In the US, he built spaces for skateboarding “without official permits and without a problem.” At the Malanquín park he has improved the facilities with money that friends and donors raised via Gofundme. However, they invaded the basketball court area, for which they were reprimanded.
Florentino Pérez said that about 11 years ago Malanquín neighborhood youth were territorial and constantly fought with residents from other neighborhoods.
He has promoted sports for the last 25 years, working with youths and organizing the first women’s soccer team. It was Pérez who started promoting graffiti contests, followed by the construction of the skateboard park at Malanquín.
“I prefer that young people skateboard, that they do something, especially now in the pandemic, rather than being in the alleys consuming drugs or vandalizing houses with graffiti. They have a space there.” In his opinion, those who go to the Malanquín park, whether they are from the neighborhood or not, must behave. He has found three groups that consume alcohol; one of them is the skateboarders. Pérez says that it’s not a good example for children, and adds that if police intervention is necessary, it will be sought.
Regarding the fact that ramps have been built without authorization from the neighborhood committee, Pérez said, “I think it’s fine because it’s being done to improve the space. It doesn’t matter if there was permission or not. However, if the structures begin to invade other spaces, we will have to consider dismantling them, whether the skateboarders agree or not. They will have to follow the order.”
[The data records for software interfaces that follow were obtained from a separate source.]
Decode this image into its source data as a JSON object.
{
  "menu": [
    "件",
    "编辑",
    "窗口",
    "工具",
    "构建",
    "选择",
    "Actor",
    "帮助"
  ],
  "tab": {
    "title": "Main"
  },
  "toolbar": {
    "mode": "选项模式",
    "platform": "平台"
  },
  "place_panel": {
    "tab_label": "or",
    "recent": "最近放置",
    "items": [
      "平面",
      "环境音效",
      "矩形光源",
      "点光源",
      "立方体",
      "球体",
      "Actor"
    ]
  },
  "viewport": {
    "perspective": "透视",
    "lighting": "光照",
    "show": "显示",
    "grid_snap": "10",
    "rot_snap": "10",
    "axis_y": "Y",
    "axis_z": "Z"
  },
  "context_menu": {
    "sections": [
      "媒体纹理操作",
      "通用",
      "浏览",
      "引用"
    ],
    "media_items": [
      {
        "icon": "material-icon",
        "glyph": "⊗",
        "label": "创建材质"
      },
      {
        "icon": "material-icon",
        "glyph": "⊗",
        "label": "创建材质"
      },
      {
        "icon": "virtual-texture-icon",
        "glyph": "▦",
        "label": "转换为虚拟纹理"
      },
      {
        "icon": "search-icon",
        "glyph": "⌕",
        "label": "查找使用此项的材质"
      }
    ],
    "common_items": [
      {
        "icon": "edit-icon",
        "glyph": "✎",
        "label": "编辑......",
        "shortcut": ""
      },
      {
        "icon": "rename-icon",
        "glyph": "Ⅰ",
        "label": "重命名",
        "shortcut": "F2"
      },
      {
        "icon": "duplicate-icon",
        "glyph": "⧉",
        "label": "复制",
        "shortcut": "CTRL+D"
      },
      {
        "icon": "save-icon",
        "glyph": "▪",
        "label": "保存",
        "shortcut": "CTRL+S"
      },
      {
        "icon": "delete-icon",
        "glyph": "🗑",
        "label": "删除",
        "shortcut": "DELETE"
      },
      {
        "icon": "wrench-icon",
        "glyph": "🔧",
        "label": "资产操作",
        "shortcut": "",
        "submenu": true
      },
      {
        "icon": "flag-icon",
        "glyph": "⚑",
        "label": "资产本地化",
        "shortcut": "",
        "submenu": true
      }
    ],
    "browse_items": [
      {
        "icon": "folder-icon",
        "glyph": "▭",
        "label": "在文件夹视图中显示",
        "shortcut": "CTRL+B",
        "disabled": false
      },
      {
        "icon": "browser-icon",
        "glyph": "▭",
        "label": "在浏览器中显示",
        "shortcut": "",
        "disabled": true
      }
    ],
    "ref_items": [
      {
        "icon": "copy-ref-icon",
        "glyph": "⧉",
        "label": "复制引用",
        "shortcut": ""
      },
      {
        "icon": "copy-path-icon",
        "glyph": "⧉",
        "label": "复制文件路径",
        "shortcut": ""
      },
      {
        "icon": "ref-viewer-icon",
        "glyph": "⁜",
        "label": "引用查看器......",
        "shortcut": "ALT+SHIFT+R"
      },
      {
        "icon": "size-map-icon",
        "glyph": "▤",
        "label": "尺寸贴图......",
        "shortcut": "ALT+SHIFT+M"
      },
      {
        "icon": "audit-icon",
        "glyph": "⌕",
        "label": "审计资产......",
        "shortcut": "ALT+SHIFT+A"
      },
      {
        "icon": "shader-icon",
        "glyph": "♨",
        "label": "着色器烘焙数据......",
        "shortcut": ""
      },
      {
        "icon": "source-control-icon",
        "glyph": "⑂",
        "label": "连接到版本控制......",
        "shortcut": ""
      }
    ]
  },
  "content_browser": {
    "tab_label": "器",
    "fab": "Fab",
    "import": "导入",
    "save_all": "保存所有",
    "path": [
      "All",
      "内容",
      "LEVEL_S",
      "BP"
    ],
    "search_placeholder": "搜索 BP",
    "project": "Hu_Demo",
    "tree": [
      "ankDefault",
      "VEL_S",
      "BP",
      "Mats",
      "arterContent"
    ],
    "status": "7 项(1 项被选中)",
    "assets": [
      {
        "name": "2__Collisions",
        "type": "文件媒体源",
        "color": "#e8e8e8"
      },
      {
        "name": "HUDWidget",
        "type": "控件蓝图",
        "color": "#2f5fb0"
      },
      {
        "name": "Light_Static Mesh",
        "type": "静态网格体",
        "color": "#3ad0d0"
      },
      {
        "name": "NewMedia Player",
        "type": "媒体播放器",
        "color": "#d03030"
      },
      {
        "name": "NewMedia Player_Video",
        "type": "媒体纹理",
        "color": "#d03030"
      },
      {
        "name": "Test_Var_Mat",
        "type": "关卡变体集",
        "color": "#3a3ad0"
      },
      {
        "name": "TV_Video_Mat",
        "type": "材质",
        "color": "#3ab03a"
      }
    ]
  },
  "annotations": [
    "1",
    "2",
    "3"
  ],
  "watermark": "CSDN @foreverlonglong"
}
There is never enough money
Javier Patlán, director of COMUDE, recognized that skateboarding is a sport and that while there are already well-organized associations in Mexico, none are in San Miguel. He acknowledged that last year he met with some skateboarders and asked them to submit a project. They submitted it in January 2021.
Patlán confirmed that the ramps the skateboarders requested will be built in a public park. The skateboarders will have to abide by park opening and closing hours, and avoid consuming intoxicating beverages, etc.
He denied his lack of response to the group, and said that he would soon have a meeting with them to see how to create the space and move forward with the project. “We’ll see if we provide the construction material and they provide the labor,” he said. Regarding whether or not there is money for construction, he said, “There is never enough money, but we will find a solution. We will meet soon.” Before concluding he remarked, “but the space will not open until the COVID traffic light is green,” in conformity with the health measures established by the Ministry of Health during the contingency. Pérez disagrees with this decision.
Coral, Fausto, Samuel, Fabián, Mauro, and Gabriel, are between 17 and 43 years old. They met “through the sport,” and regardless of age share the skateboarding space. Showing off their skateboards, Mauro noted that just the board costs about 500 pesos and up. Then you have to buy the axles, the wheels, and the ball bearings. “I have invested about 2,000 pesos on mine. It’s a professional board, not like my first one, which my parents bought me at Bodega Aurrera.” Rocco says that a good skateboard can cost up to 5,000 pesos.